When you reproduce the data, keep every word exactly as it stands and leave the pictures out.

DATA —

#####

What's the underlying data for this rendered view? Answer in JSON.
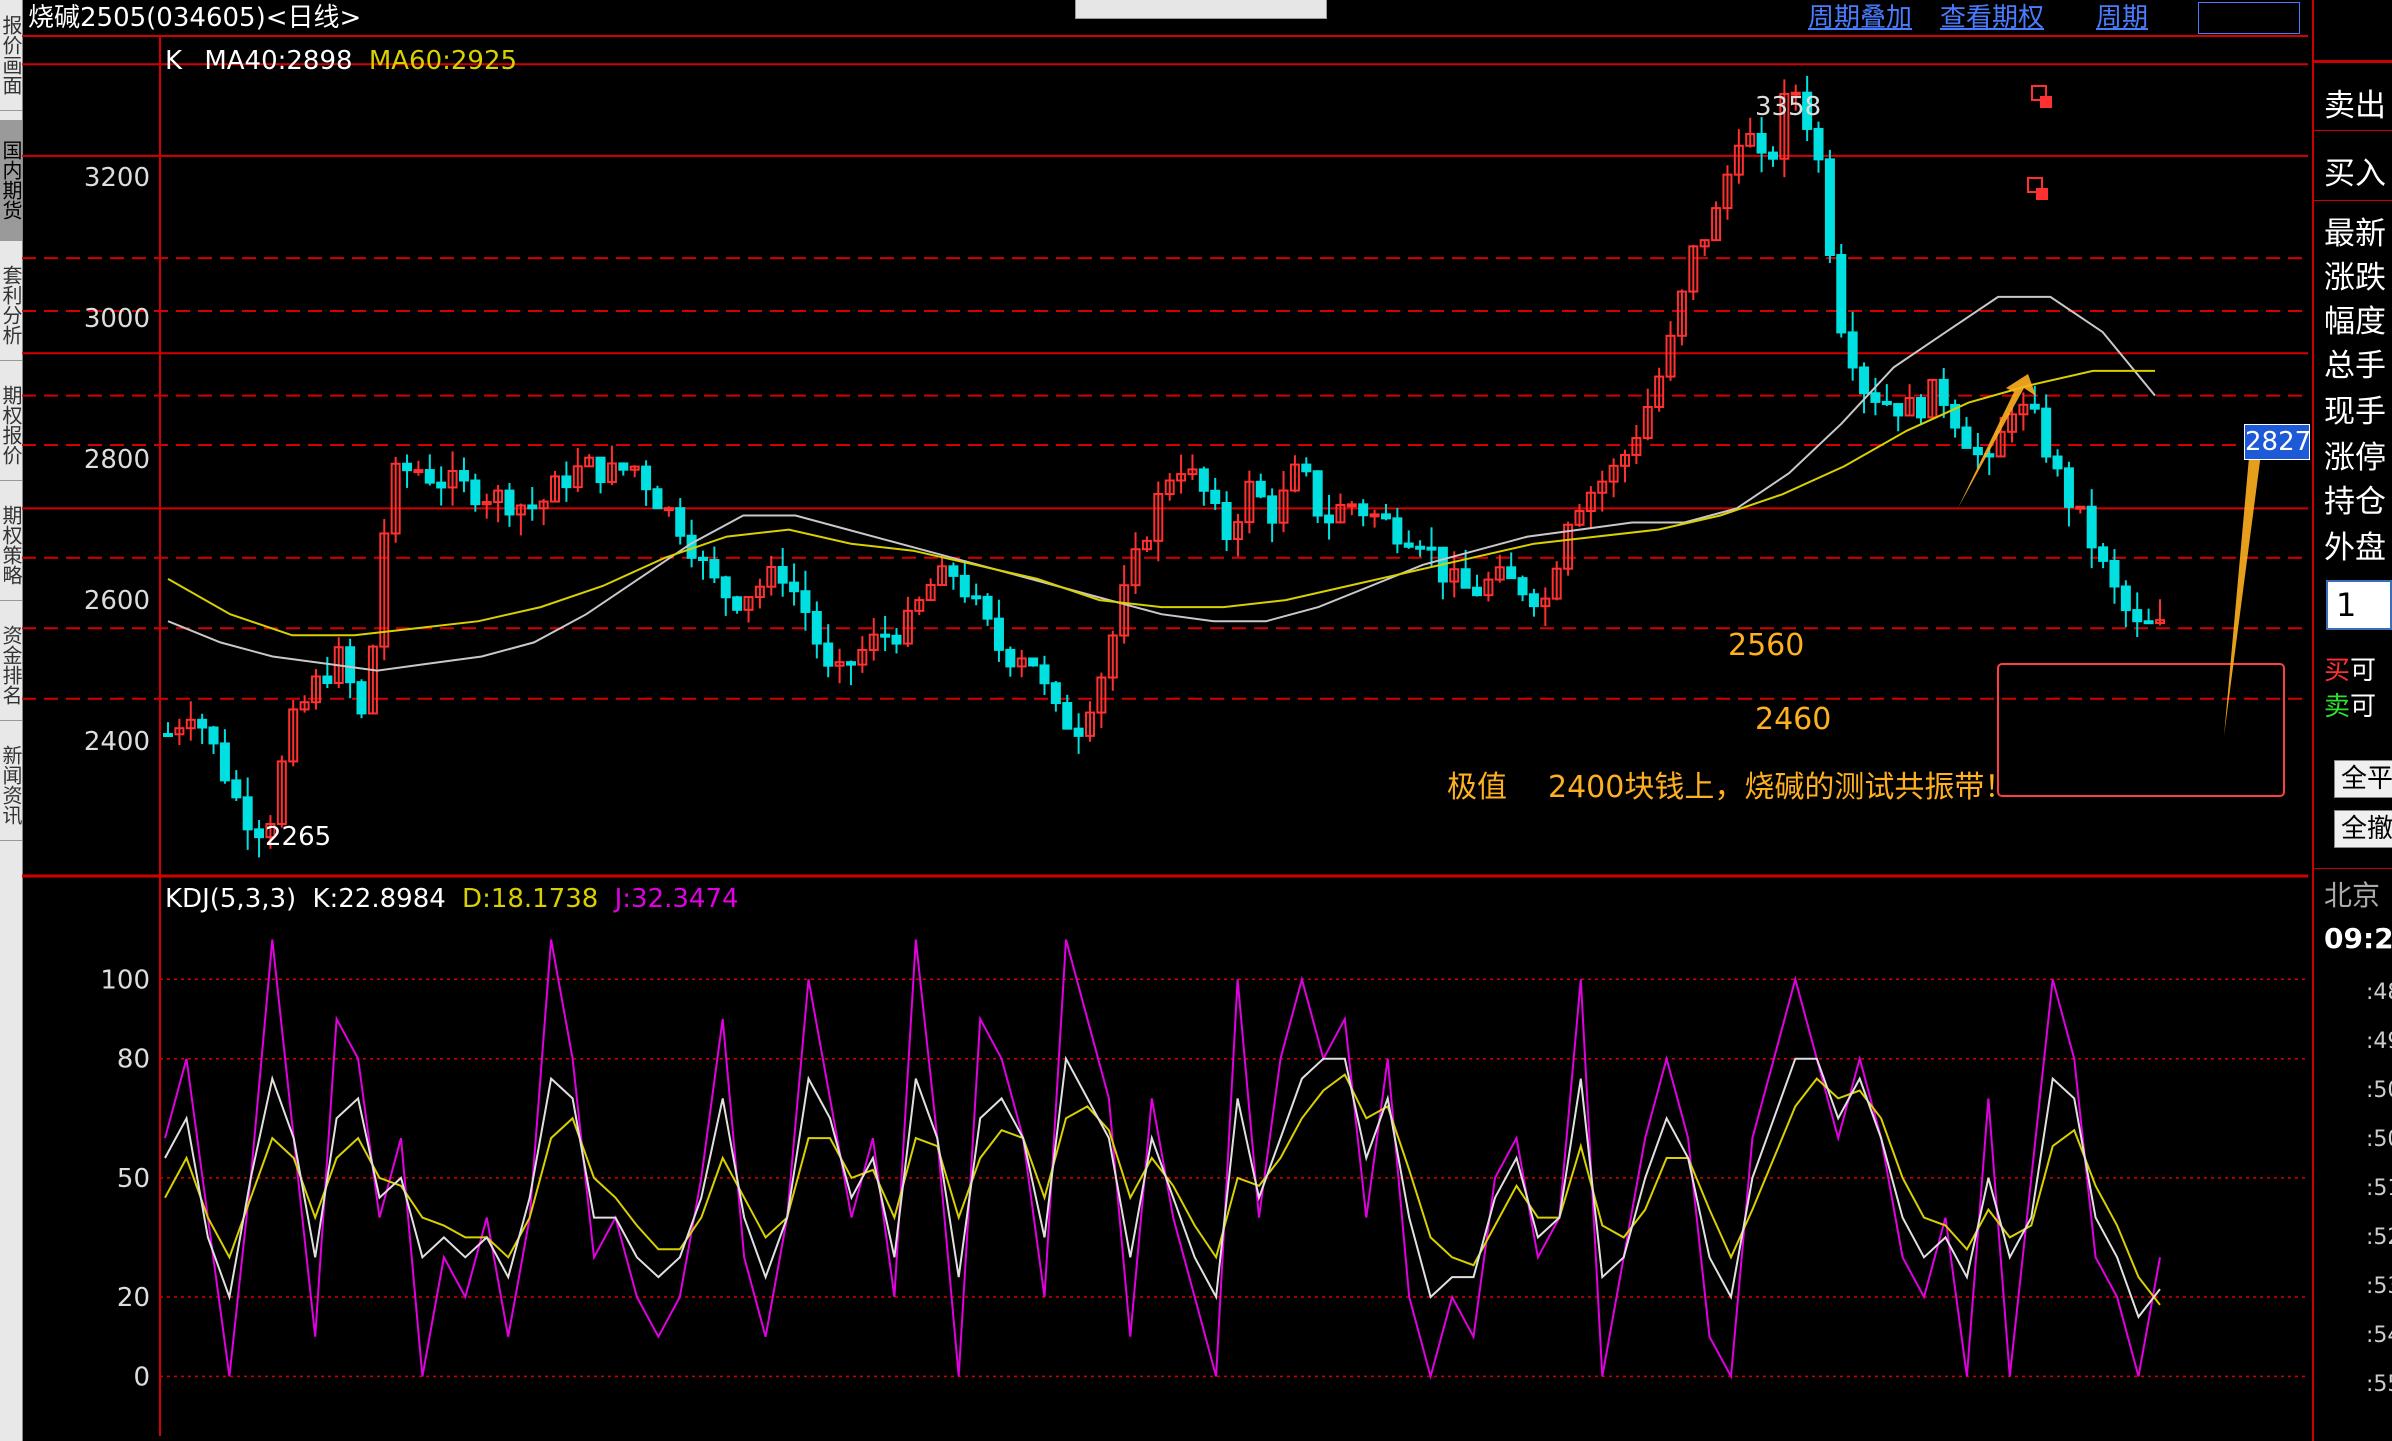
{
  "window": {
    "title": "烧碱2505(034605)<日线>",
    "links": [
      "周期叠加",
      "查看期权",
      "周期"
    ]
  },
  "left_tabs": [
    "报价画面",
    "国内期货",
    "套利分析",
    "期权报价",
    "期权策略",
    "资金排名",
    "新闻资讯"
  ],
  "right_panel": {
    "labels": [
      "卖出",
      "买入",
      "最新",
      "涨跌",
      "幅度",
      "总手",
      "现手",
      "涨停",
      "持仓",
      "外盘"
    ],
    "quantity": "1",
    "buy_label": "买",
    "sell_label": "卖",
    "avail": "可",
    "buttons": [
      "全平",
      "全撤"
    ],
    "time_label": "北京",
    "time": "09:2",
    "time_ticks": [
      ":48",
      ":49",
      ":50",
      ":50",
      ":51",
      ":52",
      ":53",
      ":54",
      ":55"
    ]
  },
  "colors": {
    "background": "#000000",
    "grid_red": "#d40000",
    "candle_up": "#ff3030",
    "candle_down": "#00e0e0",
    "ma40": "#c8c8c8",
    "ma60": "#d8d000",
    "kdj_k": "#e0e0e0",
    "kdj_d": "#d8d000",
    "kdj_j": "#e000e0",
    "annotation": "#ffb020"
  },
  "chart_data": [
    {
      "type": "candlestick",
      "legend": {
        "prefix": "K",
        "ma40": "MA40:2898",
        "ma60": "MA60:2925"
      },
      "yticks": [
        2400,
        2600,
        2800,
        3000,
        3200
      ],
      "ylim": [
        2220,
        3400
      ],
      "hlines_solid": [
        3360,
        3230,
        2950,
        2730
      ],
      "hlines_dashed": [
        3085,
        3010,
        2890,
        2820,
        2660,
        2560,
        2460
      ],
      "high_label": "3358",
      "low_label": "2265",
      "price_tag": "2827",
      "annotations": [
        "2560",
        "2460",
        "极值",
        "2400块钱上，烧碱的测试共振带！"
      ],
      "ohlc_waypoints": [
        2410,
        2450,
        2380,
        2300,
        2270,
        2420,
        2480,
        2520,
        2420,
        2770,
        2790,
        2770,
        2760,
        2750,
        2740,
        2730,
        2770,
        2790,
        2780,
        2790,
        2740,
        2700,
        2630,
        2600,
        2620,
        2640,
        2580,
        2480,
        2520,
        2550,
        2560,
        2620,
        2640,
        2580,
        2520,
        2530,
        2440,
        2420,
        2500,
        2620,
        2720,
        2800,
        2760,
        2690,
        2760,
        2720,
        2790,
        2710,
        2740,
        2720,
        2700,
        2690,
        2630,
        2610,
        2630,
        2620,
        2600,
        2730,
        2760,
        2790,
        2860,
        2950,
        3090,
        3150,
        3280,
        3200,
        3340,
        3250,
        3000,
        2900,
        2880,
        2870,
        2900,
        2840,
        2780,
        2880,
        2850,
        2760,
        2700,
        2620,
        2560,
        2560
      ],
      "ma40_path": [
        2570,
        2540,
        2520,
        2510,
        2500,
        2510,
        2520,
        2540,
        2580,
        2630,
        2680,
        2720,
        2720,
        2700,
        2680,
        2660,
        2640,
        2620,
        2600,
        2580,
        2570,
        2570,
        2590,
        2620,
        2650,
        2670,
        2690,
        2700,
        2710,
        2710,
        2730,
        2780,
        2850,
        2930,
        2980,
        3030,
        3030,
        2980,
        2890
      ],
      "ma60_path": [
        2630,
        2580,
        2550,
        2550,
        2560,
        2570,
        2590,
        2620,
        2660,
        2690,
        2700,
        2680,
        2670,
        2650,
        2630,
        2600,
        2590,
        2590,
        2600,
        2620,
        2640,
        2660,
        2680,
        2690,
        2700,
        2720,
        2750,
        2790,
        2840,
        2880,
        2905,
        2925,
        2925
      ]
    },
    {
      "type": "line",
      "legend": {
        "prefix": "KDJ(5,3,3)",
        "k": "K:22.8984",
        "d": "D:18.1738",
        "j": "J:32.3474"
      },
      "yticks": [
        0,
        20,
        50,
        80,
        100
      ],
      "ylim": [
        -15,
        125
      ],
      "j_values": [
        60,
        80,
        40,
        0,
        50,
        110,
        60,
        10,
        90,
        80,
        40,
        60,
        0,
        30,
        20,
        40,
        10,
        40,
        110,
        80,
        30,
        40,
        20,
        10,
        20,
        50,
        90,
        30,
        10,
        40,
        100,
        70,
        40,
        60,
        20,
        110,
        60,
        0,
        90,
        80,
        60,
        20,
        110,
        90,
        70,
        10,
        70,
        40,
        20,
        0,
        100,
        40,
        80,
        100,
        80,
        90,
        40,
        80,
        20,
        0,
        20,
        10,
        50,
        60,
        30,
        40,
        100,
        0,
        30,
        60,
        80,
        60,
        10,
        0,
        60,
        80,
        100,
        80,
        60,
        80,
        60,
        30,
        20,
        40,
        0,
        70,
        0,
        50,
        100,
        80,
        30,
        20,
        0,
        30
      ],
      "k_values": [
        55,
        65,
        35,
        20,
        50,
        75,
        60,
        30,
        65,
        70,
        45,
        50,
        30,
        35,
        30,
        35,
        25,
        45,
        75,
        70,
        40,
        40,
        30,
        25,
        30,
        45,
        70,
        40,
        25,
        40,
        75,
        65,
        45,
        55,
        30,
        75,
        60,
        25,
        65,
        70,
        60,
        35,
        80,
        70,
        60,
        30,
        60,
        45,
        30,
        20,
        70,
        45,
        60,
        75,
        80,
        80,
        55,
        70,
        40,
        20,
        25,
        25,
        45,
        55,
        35,
        40,
        75,
        25,
        30,
        50,
        65,
        55,
        30,
        20,
        50,
        65,
        80,
        80,
        65,
        75,
        60,
        40,
        30,
        35,
        25,
        50,
        30,
        40,
        75,
        70,
        40,
        30,
        15,
        22
      ],
      "d_values": [
        45,
        55,
        40,
        30,
        45,
        60,
        55,
        40,
        55,
        60,
        50,
        48,
        40,
        38,
        35,
        35,
        30,
        40,
        60,
        65,
        50,
        45,
        38,
        32,
        32,
        40,
        55,
        45,
        35,
        40,
        60,
        60,
        50,
        52,
        40,
        60,
        58,
        40,
        55,
        62,
        60,
        45,
        65,
        68,
        62,
        45,
        55,
        48,
        38,
        30,
        50,
        48,
        55,
        65,
        72,
        76,
        65,
        68,
        52,
        35,
        30,
        28,
        38,
        48,
        40,
        40,
        58,
        38,
        35,
        42,
        55,
        55,
        42,
        30,
        42,
        55,
        68,
        75,
        70,
        72,
        65,
        50,
        40,
        38,
        32,
        42,
        35,
        38,
        58,
        62,
        48,
        38,
        25,
        18
      ]
    }
  ]
}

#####

SOLUTION TO THIS TASK —
What's the underlying data for this rendered view? Answer in JSON.
{
  "window": {
    "title": "烧碱2505(034605)<日线>",
    "links": [
      "周期叠加",
      "查看期权",
      "周期"
    ]
  },
  "left_tabs": [
    "报价画面",
    "国内期货",
    "套利分析",
    "期权报价",
    "期权策略",
    "资金排名",
    "新闻资讯"
  ],
  "right_panel": {
    "labels": [
      "卖出",
      "买入",
      "最新",
      "涨跌",
      "幅度",
      "总手",
      "现手",
      "涨停",
      "持仓",
      "外盘"
    ],
    "quantity": "1",
    "buy_label": "买",
    "sell_label": "卖",
    "avail": "可",
    "buttons": [
      "全平",
      "全撤"
    ],
    "time_label": "北京",
    "time": "09:2",
    "time_ticks": [
      ":48",
      ":49",
      ":50",
      ":50",
      ":51",
      ":52",
      ":53",
      ":54",
      ":55"
    ]
  },
  "colors": {
    "background": "#000000",
    "grid_red": "#d40000",
    "candle_up": "#ff3030",
    "candle_down": "#00e0e0",
    "ma40": "#c8c8c8",
    "ma60": "#d8d000",
    "kdj_k": "#e0e0e0",
    "kdj_d": "#d8d000",
    "kdj_j": "#e000e0",
    "annotation": "#ffb020"
  },
  "chart_data": [
    {
      "type": "candlestick",
      "legend": {
        "prefix": "K",
        "ma40": "MA40:2898",
        "ma60": "MA60:2925"
      },
      "yticks": [
        2400,
        2600,
        2800,
        3000,
        3200
      ],
      "ylim": [
        2220,
        3400
      ],
      "hlines_solid": [
        3360,
        3230,
        2950,
        2730
      ],
      "hlines_dashed": [
        3085,
        3010,
        2890,
        2820,
        2660,
        2560,
        2460
      ],
      "high_label": "3358",
      "low_label": "2265",
      "price_tag": "2827",
      "annotations": [
        "2560",
        "2460",
        "极值",
        "2400块钱上，烧碱的测试共振带！"
      ],
      "ohlc_waypoints": [
        2410,
        2450,
        2380,
        2300,
        2270,
        2420,
        2480,
        2520,
        2420,
        2770,
        2790,
        2770,
        2760,
        2750,
        2740,
        2730,
        2770,
        2790,
        2780,
        2790,
        2740,
        2700,
        2630,
        2600,
        2620,
        2640,
        2580,
        2480,
        2520,
        2550,
        2560,
        2620,
        2640,
        2580,
        2520,
        2530,
        2440,
        2420,
        2500,
        2620,
        2720,
        2800,
        2760,
        2690,
        2760,
        2720,
        2790,
        2710,
        2740,
        2720,
        2700,
        2690,
        2630,
        2610,
        2630,
        2620,
        2600,
        2730,
        2760,
        2790,
        2860,
        2950,
        3090,
        3150,
        3280,
        3200,
        3340,
        3250,
        3000,
        2900,
        2880,
        2870,
        2900,
        2840,
        2780,
        2880,
        2850,
        2760,
        2700,
        2620,
        2560,
        2560
      ],
      "ma40_path": [
        2570,
        2540,
        2520,
        2510,
        2500,
        2510,
        2520,
        2540,
        2580,
        2630,
        2680,
        2720,
        2720,
        2700,
        2680,
        2660,
        2640,
        2620,
        2600,
        2580,
        2570,
        2570,
        2590,
        2620,
        2650,
        2670,
        2690,
        2700,
        2710,
        2710,
        2730,
        2780,
        2850,
        2930,
        2980,
        3030,
        3030,
        2980,
        2890
      ],
      "ma60_path": [
        2630,
        2580,
        2550,
        2550,
        2560,
        2570,
        2590,
        2620,
        2660,
        2690,
        2700,
        2680,
        2670,
        2650,
        2630,
        2600,
        2590,
        2590,
        2600,
        2620,
        2640,
        2660,
        2680,
        2690,
        2700,
        2720,
        2750,
        2790,
        2840,
        2880,
        2905,
        2925,
        2925
      ]
    },
    {
      "type": "line",
      "legend": {
        "prefix": "KDJ(5,3,3)",
        "k": "K:22.8984",
        "d": "D:18.1738",
        "j": "J:32.3474"
      },
      "yticks": [
        0,
        20,
        50,
        80,
        100
      ],
      "ylim": [
        -15,
        125
      ],
      "j_values": [
        60,
        80,
        40,
        0,
        50,
        110,
        60,
        10,
        90,
        80,
        40,
        60,
        0,
        30,
        20,
        40,
        10,
        40,
        110,
        80,
        30,
        40,
        20,
        10,
        20,
        50,
        90,
        30,
        10,
        40,
        100,
        70,
        40,
        60,
        20,
        110,
        60,
        0,
        90,
        80,
        60,
        20,
        110,
        90,
        70,
        10,
        70,
        40,
        20,
        0,
        100,
        40,
        80,
        100,
        80,
        90,
        40,
        80,
        20,
        0,
        20,
        10,
        50,
        60,
        30,
        40,
        100,
        0,
        30,
        60,
        80,
        60,
        10,
        0,
        60,
        80,
        100,
        80,
        60,
        80,
        60,
        30,
        20,
        40,
        0,
        70,
        0,
        50,
        100,
        80,
        30,
        20,
        0,
        30
      ],
      "k_values": [
        55,
        65,
        35,
        20,
        50,
        75,
        60,
        30,
        65,
        70,
        45,
        50,
        30,
        35,
        30,
        35,
        25,
        45,
        75,
        70,
        40,
        40,
        30,
        25,
        30,
        45,
        70,
        40,
        25,
        40,
        75,
        65,
        45,
        55,
        30,
        75,
        60,
        25,
        65,
        70,
        60,
        35,
        80,
        70,
        60,
        30,
        60,
        45,
        30,
        20,
        70,
        45,
        60,
        75,
        80,
        80,
        55,
        70,
        40,
        20,
        25,
        25,
        45,
        55,
        35,
        40,
        75,
        25,
        30,
        50,
        65,
        55,
        30,
        20,
        50,
        65,
        80,
        80,
        65,
        75,
        60,
        40,
        30,
        35,
        25,
        50,
        30,
        40,
        75,
        70,
        40,
        30,
        15,
        22
      ],
      "d_values": [
        45,
        55,
        40,
        30,
        45,
        60,
        55,
        40,
        55,
        60,
        50,
        48,
        40,
        38,
        35,
        35,
        30,
        40,
        60,
        65,
        50,
        45,
        38,
        32,
        32,
        40,
        55,
        45,
        35,
        40,
        60,
        60,
        50,
        52,
        40,
        60,
        58,
        40,
        55,
        62,
        60,
        45,
        65,
        68,
        62,
        45,
        55,
        48,
        38,
        30,
        50,
        48,
        55,
        65,
        72,
        76,
        65,
        68,
        52,
        35,
        30,
        28,
        38,
        48,
        40,
        40,
        58,
        38,
        35,
        42,
        55,
        55,
        42,
        30,
        42,
        55,
        68,
        75,
        70,
        72,
        65,
        50,
        40,
        38,
        32,
        42,
        35,
        38,
        58,
        62,
        48,
        38,
        25,
        18
      ]
    }
  ]
}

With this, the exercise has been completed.